When it was time for Scott’s evaluation related to continuing benefits, an additional vocational services assessment and labor market study again confirmed that there were jobs available for him at a gainful wage. Further, Union verified that Scott was unemployed and updated its medical review based on the 2013 evaluation by his doctor. As a result, Union denied Scott’s benefits. Union alleged that he failed the Occupation Test because he was not prevented from performing the duties of gainful occupations that he was qualified for as a result of his medical condition. Further, he failed the Earnings Test because he was unemployed. Scott appealed and that was also denied. He then filed suit in the instant case.
Scott’s main argument is that he met the Occupation Test, relying on the fact that his medical condition did not change. However, Union’s 2015 analysis cited that there was gainful employment available for Scott. Further, Scott did not explain why his injury prevented him from performing the duties of gainful occupations that Union identified.
Additionally, Scott argued that Union relied on an evaluation that did not actually say that he was limited to light duty above the waist. The court rejected that argument because Scott did not provide any evidence to suggest he had any restrictions beyond the light-duty above the waist. Scott also stated that Union should have insisted on a new medical examination, but the court presented that he never indicated any changes in his condition.
Scott also filed a claim for a breach of fiduciary duty. He alleged that the mistake in the 2015 letter was a material misrepresentation meeting the level of a breach of fiduciary duty. Union countered by stating that the claim for benefits under Section 1132(a)(1)(B) supplied a remedy that would be sufficient. The standard to which Scott must prove the breach is that of detrimental reliance on that material misrepresentation.
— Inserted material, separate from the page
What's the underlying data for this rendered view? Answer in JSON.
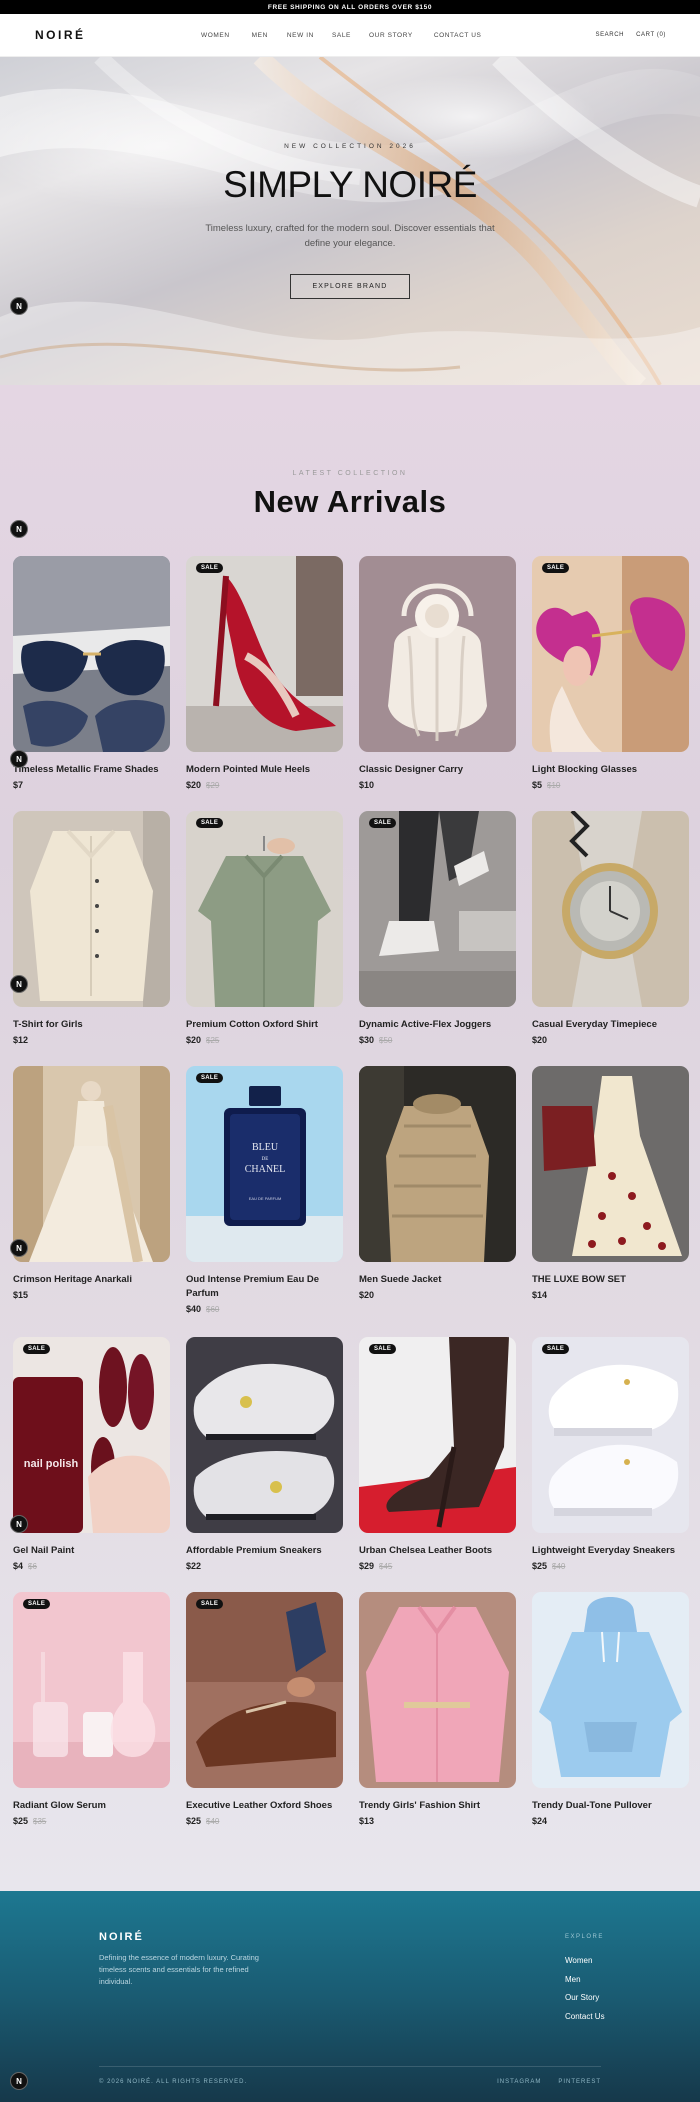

The court held that Scott did not provide any evidence of his alleged reliance. If anything, the fact that Scott took a job with the FDA and with Culver’s even after receiving the 2015 letter stating that he met the Occupational Test indicated a lack of reliance on the letter.
While Scott attempted an additional claim related to the breach of fiduciary duty, the court held that “the plaintiff has not provided evidence of a breach based on any of the particular violations cited by the plaintiff that would be sufficient to persuade the Court to grant equitable relief here.” Therefore, because of Scott’s lack of evidence and for the additional reasons discussed above, the court ruled in favor of Union and against Scott.[Note: this claim was not handled by the Ortiz Law Firm. It is merely summarized here for a better understanding of how Federal Courts are handling long term disability insurance claims.]
Here is a copy of the decision in PDF: Scott v. Union Security